▶ **Try it**
Look through the entries below and return all lines including the word "nCases".

╭──

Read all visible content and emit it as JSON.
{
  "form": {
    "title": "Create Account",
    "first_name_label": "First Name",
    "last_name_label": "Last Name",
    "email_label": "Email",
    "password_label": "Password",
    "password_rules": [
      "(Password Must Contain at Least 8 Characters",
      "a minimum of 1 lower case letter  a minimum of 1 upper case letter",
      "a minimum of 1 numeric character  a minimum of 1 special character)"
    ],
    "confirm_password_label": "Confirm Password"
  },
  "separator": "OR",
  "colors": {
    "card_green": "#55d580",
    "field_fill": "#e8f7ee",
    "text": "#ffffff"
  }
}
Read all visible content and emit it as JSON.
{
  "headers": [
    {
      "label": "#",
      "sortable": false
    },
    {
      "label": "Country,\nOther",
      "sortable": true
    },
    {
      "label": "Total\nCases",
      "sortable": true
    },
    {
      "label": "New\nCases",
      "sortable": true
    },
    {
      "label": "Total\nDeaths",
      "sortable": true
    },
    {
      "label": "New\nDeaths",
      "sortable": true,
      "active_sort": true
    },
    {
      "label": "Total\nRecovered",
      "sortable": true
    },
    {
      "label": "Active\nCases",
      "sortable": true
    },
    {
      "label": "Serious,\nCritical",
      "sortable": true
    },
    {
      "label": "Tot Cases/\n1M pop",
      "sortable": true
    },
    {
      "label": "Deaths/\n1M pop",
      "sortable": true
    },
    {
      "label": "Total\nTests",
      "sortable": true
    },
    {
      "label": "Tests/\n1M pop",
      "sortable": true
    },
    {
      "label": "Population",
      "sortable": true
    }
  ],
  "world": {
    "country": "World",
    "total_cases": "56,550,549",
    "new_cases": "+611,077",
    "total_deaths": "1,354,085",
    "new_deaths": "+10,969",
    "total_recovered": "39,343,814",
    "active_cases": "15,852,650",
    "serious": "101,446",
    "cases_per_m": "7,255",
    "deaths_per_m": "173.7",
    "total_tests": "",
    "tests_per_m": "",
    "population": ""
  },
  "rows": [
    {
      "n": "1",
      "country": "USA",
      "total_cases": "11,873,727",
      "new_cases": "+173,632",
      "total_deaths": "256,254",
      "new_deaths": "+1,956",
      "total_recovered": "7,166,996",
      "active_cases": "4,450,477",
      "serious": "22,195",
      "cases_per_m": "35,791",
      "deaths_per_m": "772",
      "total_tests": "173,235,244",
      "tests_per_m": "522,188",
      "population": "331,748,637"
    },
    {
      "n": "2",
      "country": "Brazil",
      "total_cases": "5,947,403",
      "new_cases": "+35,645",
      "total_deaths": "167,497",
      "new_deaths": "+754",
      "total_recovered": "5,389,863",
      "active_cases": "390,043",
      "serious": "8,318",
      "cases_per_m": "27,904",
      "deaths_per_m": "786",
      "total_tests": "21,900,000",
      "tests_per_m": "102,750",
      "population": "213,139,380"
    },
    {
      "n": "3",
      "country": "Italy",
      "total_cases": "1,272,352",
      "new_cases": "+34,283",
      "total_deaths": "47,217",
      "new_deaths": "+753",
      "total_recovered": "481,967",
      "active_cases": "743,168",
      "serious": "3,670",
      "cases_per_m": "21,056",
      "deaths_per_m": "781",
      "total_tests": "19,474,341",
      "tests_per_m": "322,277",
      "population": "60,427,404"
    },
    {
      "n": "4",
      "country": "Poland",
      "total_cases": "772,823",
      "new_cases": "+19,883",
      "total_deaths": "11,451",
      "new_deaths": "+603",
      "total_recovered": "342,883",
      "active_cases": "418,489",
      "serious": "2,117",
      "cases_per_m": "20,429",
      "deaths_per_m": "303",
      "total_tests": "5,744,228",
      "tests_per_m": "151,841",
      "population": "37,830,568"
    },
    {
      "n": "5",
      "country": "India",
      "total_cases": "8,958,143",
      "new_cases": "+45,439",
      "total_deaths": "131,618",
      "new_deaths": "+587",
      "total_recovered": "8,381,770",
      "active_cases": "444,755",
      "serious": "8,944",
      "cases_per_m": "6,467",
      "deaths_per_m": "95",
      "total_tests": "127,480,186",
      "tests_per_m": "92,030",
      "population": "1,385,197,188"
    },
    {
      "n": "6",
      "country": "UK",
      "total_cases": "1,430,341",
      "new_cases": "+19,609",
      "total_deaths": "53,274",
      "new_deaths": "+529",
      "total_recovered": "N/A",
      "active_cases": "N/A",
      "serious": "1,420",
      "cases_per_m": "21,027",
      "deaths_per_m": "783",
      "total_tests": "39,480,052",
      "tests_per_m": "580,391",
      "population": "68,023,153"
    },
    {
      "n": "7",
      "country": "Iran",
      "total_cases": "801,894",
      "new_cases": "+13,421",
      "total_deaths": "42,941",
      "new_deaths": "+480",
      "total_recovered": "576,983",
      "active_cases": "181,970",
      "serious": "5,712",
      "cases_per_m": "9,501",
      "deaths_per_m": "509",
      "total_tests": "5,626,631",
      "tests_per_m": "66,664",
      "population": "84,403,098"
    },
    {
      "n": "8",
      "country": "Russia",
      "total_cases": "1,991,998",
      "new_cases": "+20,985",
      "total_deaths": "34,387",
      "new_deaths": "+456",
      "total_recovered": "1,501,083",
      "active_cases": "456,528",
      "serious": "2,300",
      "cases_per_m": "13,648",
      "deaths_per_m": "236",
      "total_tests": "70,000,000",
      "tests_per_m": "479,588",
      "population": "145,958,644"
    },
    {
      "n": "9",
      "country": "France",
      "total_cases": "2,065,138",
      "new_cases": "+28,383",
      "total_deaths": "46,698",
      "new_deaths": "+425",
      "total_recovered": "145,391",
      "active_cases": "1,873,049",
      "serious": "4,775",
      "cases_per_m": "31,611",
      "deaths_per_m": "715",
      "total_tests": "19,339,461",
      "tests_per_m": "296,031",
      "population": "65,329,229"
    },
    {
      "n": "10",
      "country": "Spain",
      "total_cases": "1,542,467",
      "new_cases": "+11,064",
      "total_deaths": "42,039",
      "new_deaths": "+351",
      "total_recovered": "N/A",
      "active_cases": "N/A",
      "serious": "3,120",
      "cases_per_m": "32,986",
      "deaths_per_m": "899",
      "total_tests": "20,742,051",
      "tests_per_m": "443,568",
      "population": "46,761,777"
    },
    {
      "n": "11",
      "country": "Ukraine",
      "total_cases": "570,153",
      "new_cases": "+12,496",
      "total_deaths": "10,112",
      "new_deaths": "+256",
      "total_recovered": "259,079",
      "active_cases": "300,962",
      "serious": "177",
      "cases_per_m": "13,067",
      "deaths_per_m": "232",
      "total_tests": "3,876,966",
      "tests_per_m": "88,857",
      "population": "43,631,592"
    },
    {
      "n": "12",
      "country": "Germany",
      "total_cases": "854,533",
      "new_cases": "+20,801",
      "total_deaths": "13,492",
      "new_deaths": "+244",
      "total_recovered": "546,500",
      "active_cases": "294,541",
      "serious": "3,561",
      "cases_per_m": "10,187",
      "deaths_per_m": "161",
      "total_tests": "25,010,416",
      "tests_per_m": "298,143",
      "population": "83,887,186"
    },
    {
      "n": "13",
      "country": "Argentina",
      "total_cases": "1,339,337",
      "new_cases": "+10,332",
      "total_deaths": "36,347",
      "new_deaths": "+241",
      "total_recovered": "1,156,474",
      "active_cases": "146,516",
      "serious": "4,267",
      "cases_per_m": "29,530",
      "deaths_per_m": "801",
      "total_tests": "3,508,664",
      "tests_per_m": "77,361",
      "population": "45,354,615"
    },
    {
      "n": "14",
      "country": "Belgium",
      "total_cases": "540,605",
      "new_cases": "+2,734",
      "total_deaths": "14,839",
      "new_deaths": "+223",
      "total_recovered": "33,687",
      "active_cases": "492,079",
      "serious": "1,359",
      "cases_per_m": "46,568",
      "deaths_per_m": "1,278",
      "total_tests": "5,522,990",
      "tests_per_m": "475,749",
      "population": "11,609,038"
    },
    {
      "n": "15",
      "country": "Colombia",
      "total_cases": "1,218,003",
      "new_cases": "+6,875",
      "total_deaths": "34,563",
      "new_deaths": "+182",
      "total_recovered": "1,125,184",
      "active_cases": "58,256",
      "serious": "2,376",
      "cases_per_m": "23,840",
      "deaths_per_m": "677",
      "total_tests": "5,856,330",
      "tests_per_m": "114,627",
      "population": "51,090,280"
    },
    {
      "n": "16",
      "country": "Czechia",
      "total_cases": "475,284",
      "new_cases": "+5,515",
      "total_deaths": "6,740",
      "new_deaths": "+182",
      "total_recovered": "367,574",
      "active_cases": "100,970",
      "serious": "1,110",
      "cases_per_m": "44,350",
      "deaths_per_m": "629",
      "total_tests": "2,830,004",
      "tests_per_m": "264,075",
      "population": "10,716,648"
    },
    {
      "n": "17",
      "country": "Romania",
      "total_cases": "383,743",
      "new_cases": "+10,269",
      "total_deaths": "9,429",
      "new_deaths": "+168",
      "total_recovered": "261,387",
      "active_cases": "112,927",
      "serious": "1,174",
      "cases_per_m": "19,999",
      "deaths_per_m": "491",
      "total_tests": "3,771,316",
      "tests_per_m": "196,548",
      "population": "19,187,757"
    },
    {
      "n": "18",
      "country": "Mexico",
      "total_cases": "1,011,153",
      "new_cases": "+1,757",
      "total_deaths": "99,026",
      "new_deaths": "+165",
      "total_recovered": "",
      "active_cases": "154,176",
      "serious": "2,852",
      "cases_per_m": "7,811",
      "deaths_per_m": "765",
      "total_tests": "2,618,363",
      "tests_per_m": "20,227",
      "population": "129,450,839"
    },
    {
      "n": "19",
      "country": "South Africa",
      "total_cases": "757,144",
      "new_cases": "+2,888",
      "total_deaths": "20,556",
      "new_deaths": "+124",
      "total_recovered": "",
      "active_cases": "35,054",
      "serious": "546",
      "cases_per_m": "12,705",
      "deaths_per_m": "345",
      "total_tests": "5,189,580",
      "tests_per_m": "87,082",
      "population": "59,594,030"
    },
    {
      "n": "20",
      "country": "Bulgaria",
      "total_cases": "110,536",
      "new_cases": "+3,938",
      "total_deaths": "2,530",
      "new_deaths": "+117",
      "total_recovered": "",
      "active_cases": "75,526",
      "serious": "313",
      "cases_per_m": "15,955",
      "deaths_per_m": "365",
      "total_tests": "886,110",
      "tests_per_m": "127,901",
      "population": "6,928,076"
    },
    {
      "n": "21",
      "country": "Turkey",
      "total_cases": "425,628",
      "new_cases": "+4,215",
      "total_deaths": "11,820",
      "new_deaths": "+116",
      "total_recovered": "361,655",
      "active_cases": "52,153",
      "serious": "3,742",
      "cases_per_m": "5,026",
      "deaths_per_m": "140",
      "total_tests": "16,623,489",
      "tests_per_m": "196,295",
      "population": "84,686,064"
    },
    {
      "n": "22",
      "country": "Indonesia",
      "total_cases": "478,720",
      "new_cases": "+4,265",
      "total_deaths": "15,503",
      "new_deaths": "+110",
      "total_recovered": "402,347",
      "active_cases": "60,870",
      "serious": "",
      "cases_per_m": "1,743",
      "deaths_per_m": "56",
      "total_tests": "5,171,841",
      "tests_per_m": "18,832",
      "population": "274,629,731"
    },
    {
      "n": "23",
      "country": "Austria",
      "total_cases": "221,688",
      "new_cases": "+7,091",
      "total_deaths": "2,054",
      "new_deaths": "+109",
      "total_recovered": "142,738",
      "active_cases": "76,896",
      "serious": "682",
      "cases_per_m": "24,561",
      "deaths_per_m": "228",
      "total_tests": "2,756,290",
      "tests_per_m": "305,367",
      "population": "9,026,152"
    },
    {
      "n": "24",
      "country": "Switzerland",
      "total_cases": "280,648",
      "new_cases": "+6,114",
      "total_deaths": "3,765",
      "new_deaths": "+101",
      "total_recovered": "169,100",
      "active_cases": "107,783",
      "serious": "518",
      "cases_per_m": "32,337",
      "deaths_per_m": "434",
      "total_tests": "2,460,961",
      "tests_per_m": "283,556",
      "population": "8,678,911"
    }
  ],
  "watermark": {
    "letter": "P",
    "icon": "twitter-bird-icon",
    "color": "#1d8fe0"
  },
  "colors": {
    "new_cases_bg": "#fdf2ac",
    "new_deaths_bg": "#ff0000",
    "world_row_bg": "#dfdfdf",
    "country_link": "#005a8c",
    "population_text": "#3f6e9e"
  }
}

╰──

▶ **Exercise answer**
      "label": "Total\nCases",
      "label": "New\nCases",
      "label": "Active\nCases",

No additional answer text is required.